A while back, we wrote about how Thai protesters had adopted the three-fingered salute from The Hunger Games as a form of resistance against government oppression. And that still appears to be going on. According to The Hollywood Reporter, five students were arrested Wednesday for flashing that sign at Prime Minister Prayuth Chan-Ocha, and in the wake of that, just hours afterwards in fact, Apex Group, a local theater chain, pulled the release.
This was apparently a voluntary move, with no governmental pressure behind it, as the company told the Bangkok Post that they “did not want to become embroiled in a political movement.”

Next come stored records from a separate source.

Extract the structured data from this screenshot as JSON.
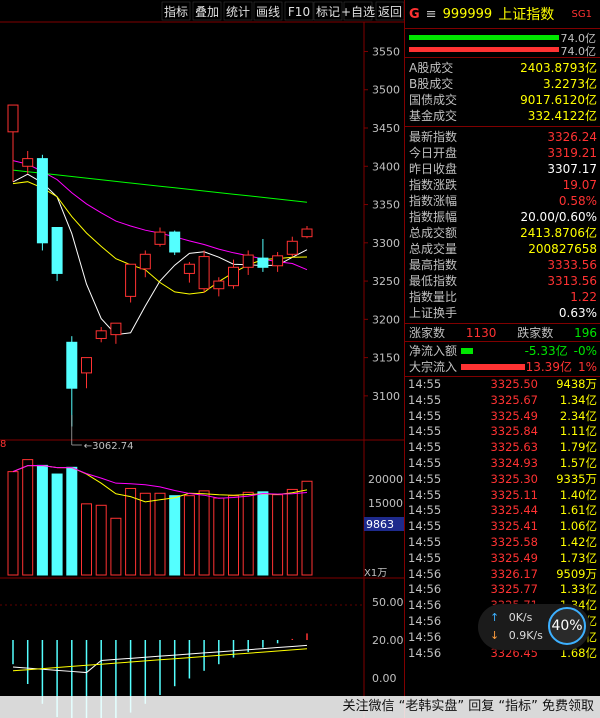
{
  "toolbar": {
    "items": [
      "指标",
      "叠加",
      "统计",
      "画线",
      "F10",
      "标记",
      "+自选",
      "返回"
    ]
  },
  "header": {
    "badge": "G",
    "menu_glyph": "≡",
    "code": "999999",
    "name": "上证指数",
    "tag": "SG1"
  },
  "flow_bars": {
    "top_value": "74.0亿",
    "bottom_value": "74.0亿"
  },
  "volume_stats": [
    {
      "label": "A股成交",
      "value": "2403.8793亿"
    },
    {
      "label": "B股成交",
      "value": "3.2273亿"
    },
    {
      "label": "国债成交",
      "value": "9017.6120亿"
    },
    {
      "label": "基金成交",
      "value": "332.4122亿"
    }
  ],
  "index_stats": [
    {
      "label": "最新指数",
      "value": "3326.24",
      "color": "red"
    },
    {
      "label": "今日开盘",
      "value": "3319.21",
      "color": "red"
    },
    {
      "label": "昨日收盘",
      "value": "3307.17",
      "color": "white"
    },
    {
      "label": "指数涨跌",
      "value": "19.07",
      "color": "red"
    },
    {
      "label": "指数涨幅",
      "value": "0.58%",
      "color": "red"
    },
    {
      "label": "指数振幅",
      "value": "20.00/0.60%",
      "color": "white"
    },
    {
      "label": "总成交额",
      "value": "2413.8706亿",
      "color": "yellow"
    },
    {
      "label": "总成交量",
      "value": "200827658",
      "color": "yellow"
    },
    {
      "label": "最高指数",
      "value": "3333.56",
      "color": "red"
    },
    {
      "label": "最低指数",
      "value": "3313.56",
      "color": "red"
    },
    {
      "label": "指数量比",
      "value": "1.22",
      "color": "red"
    },
    {
      "label": "上证换手",
      "value": "0.63%",
      "color": "white"
    }
  ],
  "breadth": {
    "up_label": "涨家数",
    "up_value": "1130",
    "down_label": "跌家数",
    "down_value": "196"
  },
  "flows": [
    {
      "label": "净流入额",
      "value": "-5.33亿",
      "pct": "-0%",
      "color": "#00e600"
    },
    {
      "label": "大宗流入",
      "value": "13.39亿",
      "pct": "1%",
      "color": "#ff3232"
    }
  ],
  "ticks": [
    {
      "time": "14:55",
      "price": "3325.50",
      "vol": "9438万"
    },
    {
      "time": "14:55",
      "price": "3325.67",
      "vol": "1.34亿"
    },
    {
      "time": "14:55",
      "price": "3325.49",
      "vol": "2.34亿"
    },
    {
      "time": "14:55",
      "price": "3325.84",
      "vol": "1.11亿"
    },
    {
      "time": "14:55",
      "price": "3325.63",
      "vol": "1.79亿"
    },
    {
      "time": "14:55",
      "price": "3324.93",
      "vol": "1.57亿"
    },
    {
      "time": "14:55",
      "price": "3325.30",
      "vol": "9335万"
    },
    {
      "time": "14:55",
      "price": "3325.11",
      "vol": "1.40亿"
    },
    {
      "time": "14:55",
      "price": "3325.44",
      "vol": "1.61亿"
    },
    {
      "time": "14:55",
      "price": "3325.41",
      "vol": "1.06亿"
    },
    {
      "time": "14:55",
      "price": "3325.58",
      "vol": "1.42亿"
    },
    {
      "time": "14:55",
      "price": "3325.49",
      "vol": "1.73亿"
    },
    {
      "time": "14:56",
      "price": "3326.17",
      "vol": "9509万"
    },
    {
      "time": "14:56",
      "price": "3325.77",
      "vol": "1.33亿"
    },
    {
      "time": "14:56",
      "price": "3325.71",
      "vol": "1.34亿"
    },
    {
      "time": "14:56",
      "price": "3325.48",
      "vol": "1.53亿"
    },
    {
      "time": "14:56",
      "price": "3325.89",
      "vol": "1.50亿"
    },
    {
      "time": "14:56",
      "price": "3326.45",
      "vol": "1.68亿"
    }
  ],
  "speed_widget": {
    "up": "0K/s",
    "down": "0.9K/s",
    "percent": "40%",
    "up_arrow": "↑",
    "down_arrow": "↓"
  },
  "watermark": "关注微信 “老韩实盘” 回复 “指标” 免费领取",
  "colors": {
    "up": "#ff3232",
    "down": "#54ffff",
    "ma5": "#ffffff",
    "ma10": "#ffff00",
    "ma20": "#ff00ff",
    "ma60": "#00ff00",
    "grid": "#800000"
  },
  "chart_data": {
    "type": "candlestick",
    "price_axis": {
      "ticks": [
        "3550",
        "3500",
        "3450",
        "3400",
        "3350",
        "3300",
        "3250",
        "3200",
        "3150",
        "3100"
      ],
      "range": [
        3075,
        3565
      ]
    },
    "low_marker": "3062.74",
    "candles": [
      {
        "o": 3445,
        "h": 3480,
        "l": 3380,
        "c": 3480
      },
      {
        "o": 3400,
        "h": 3420,
        "l": 3390,
        "c": 3410
      },
      {
        "o": 3410,
        "h": 3415,
        "l": 3290,
        "c": 3300
      },
      {
        "o": 3320,
        "h": 3320,
        "l": 3250,
        "c": 3260
      },
      {
        "o": 3170,
        "h": 3178,
        "l": 3060,
        "c": 3110
      },
      {
        "o": 3130,
        "h": 3150,
        "l": 3110,
        "c": 3150
      },
      {
        "o": 3175,
        "h": 3190,
        "l": 3170,
        "c": 3185
      },
      {
        "o": 3180,
        "h": 3195,
        "l": 3168,
        "c": 3195
      },
      {
        "o": 3230,
        "h": 3272,
        "l": 3222,
        "c": 3272
      },
      {
        "o": 3266,
        "h": 3290,
        "l": 3255,
        "c": 3285
      },
      {
        "o": 3298,
        "h": 3320,
        "l": 3295,
        "c": 3314
      },
      {
        "o": 3314,
        "h": 3316,
        "l": 3284,
        "c": 3288
      },
      {
        "o": 3260,
        "h": 3275,
        "l": 3248,
        "c": 3272
      },
      {
        "o": 3240,
        "h": 3290,
        "l": 3235,
        "c": 3282
      },
      {
        "o": 3240,
        "h": 3255,
        "l": 3230,
        "c": 3250
      },
      {
        "o": 3244,
        "h": 3278,
        "l": 3240,
        "c": 3268
      },
      {
        "o": 3268,
        "h": 3290,
        "l": 3258,
        "c": 3284
      },
      {
        "o": 3280,
        "h": 3305,
        "l": 3262,
        "c": 3268
      },
      {
        "o": 3270,
        "h": 3288,
        "l": 3262,
        "c": 3283
      },
      {
        "o": 3285,
        "h": 3308,
        "l": 3282,
        "c": 3302
      },
      {
        "o": 3308,
        "h": 3322,
        "l": 3306,
        "c": 3318
      }
    ],
    "volume_axis": {
      "ticks": [
        "20000",
        "15000"
      ],
      "current": "9863",
      "unit": "X1万"
    },
    "volumes": [
      21500,
      24000,
      22800,
      21000,
      22400,
      14800,
      14500,
      11800,
      18000,
      17000,
      17000,
      16500,
      16500,
      17500,
      16000,
      16500,
      17200,
      17300,
      16700,
      17800,
      19500
    ],
    "macd_axis": {
      "ticks": [
        "50.00",
        "20.00",
        "0.00"
      ]
    },
    "macd_hist": [
      -22,
      -40,
      -58,
      -70,
      -80,
      -82,
      -80,
      -74,
      -66,
      -58,
      -50,
      -42,
      -35,
      -28,
      -22,
      -16,
      -11,
      -7,
      -3,
      1,
      6
    ]
  }
}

Instead of Mockingjay, which is expected to be one of the biggest movies of the year, Apex now plans to show Woody Allen’s Magic in the Moonlight, at a significant loss. They’re a smaller, older outfit, and it doesn’t sound like many, or even any, other theaters or chains are pulling the film.
Back in May, pro-democracy protestors adopted the gesture as a symbol of resistance and defiance against a military coup, and the junta threatened to arrest anyone using it in public. Prayuth led the controversial takeover as a general, though he was instated at prime minister in August. He was visiting the northwestern province of Khan Kaen at the time of the arrests, a place known to be a stronghold of former prime minister Thaksin Shinawatra and his Pheu Thai party, known as “red shirts.” (Given notable use of “red shirts” in sci-fi, specifically their short life span, they might want to think about going a different direction with that.) It’s also a region that has been wracked by a recent drought, among other problems.
As Prayuth spoke to a crowd, the fives students snuck past security and removed their shirts. Underneath they wore others that said, “We Don’t Want the Coup,” and held up the salute while standing in a row. They were dragged away in short order and taken to a nearby military facility for what is being called an “attitude adjustment,” which sounds rather ominous. They were then forced to sign a document stating that they promise not to partake of any further political activity under threat of detainment and expulsion from school.
At this point the military junta has promised to hand over power after a series of elections in 2015, but in the meantime, many international human rights groups have decried their crackdown on public assembly and freedom of speech.